> [WHAT YOU ARE ASKED TO DO] Report how many lines in the records carry the string "author", and give no further text.
====
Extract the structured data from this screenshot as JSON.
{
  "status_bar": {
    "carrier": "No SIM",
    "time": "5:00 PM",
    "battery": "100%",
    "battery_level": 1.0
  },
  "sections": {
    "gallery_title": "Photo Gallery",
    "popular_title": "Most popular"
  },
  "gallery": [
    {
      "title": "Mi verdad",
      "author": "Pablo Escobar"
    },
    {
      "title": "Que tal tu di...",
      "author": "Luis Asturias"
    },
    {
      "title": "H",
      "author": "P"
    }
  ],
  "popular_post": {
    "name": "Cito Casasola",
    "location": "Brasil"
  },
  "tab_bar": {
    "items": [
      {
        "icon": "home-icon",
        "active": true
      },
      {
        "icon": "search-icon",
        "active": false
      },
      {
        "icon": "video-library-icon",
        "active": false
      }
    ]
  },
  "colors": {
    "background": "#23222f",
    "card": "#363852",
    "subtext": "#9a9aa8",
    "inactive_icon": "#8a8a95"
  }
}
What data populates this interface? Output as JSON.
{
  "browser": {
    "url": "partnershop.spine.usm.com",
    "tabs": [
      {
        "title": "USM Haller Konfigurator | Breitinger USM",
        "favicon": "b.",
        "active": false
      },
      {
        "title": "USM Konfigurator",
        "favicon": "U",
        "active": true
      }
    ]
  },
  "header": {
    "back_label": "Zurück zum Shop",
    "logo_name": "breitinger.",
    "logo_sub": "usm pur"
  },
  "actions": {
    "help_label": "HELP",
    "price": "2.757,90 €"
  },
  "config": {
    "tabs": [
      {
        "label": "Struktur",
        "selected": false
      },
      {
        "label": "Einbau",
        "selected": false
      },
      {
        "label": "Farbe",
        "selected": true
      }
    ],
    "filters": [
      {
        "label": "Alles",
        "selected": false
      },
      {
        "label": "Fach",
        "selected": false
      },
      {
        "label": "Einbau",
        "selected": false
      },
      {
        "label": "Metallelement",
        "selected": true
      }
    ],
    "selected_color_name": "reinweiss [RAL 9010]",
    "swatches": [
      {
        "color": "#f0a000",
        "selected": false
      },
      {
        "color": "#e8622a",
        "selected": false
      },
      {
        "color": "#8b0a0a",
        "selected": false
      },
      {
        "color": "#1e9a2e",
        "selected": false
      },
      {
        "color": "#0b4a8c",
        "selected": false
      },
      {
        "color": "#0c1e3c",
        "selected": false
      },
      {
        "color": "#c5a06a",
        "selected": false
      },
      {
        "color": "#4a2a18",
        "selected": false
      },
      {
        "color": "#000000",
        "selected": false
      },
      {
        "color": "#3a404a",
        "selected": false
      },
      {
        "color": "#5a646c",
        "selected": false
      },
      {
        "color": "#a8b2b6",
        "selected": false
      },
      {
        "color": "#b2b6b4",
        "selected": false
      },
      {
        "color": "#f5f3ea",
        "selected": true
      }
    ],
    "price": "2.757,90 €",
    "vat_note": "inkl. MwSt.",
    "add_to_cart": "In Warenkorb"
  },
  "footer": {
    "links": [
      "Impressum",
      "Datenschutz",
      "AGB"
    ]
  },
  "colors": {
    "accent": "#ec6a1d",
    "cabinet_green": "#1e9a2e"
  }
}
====
> [EXERCISE OUTPUT] 3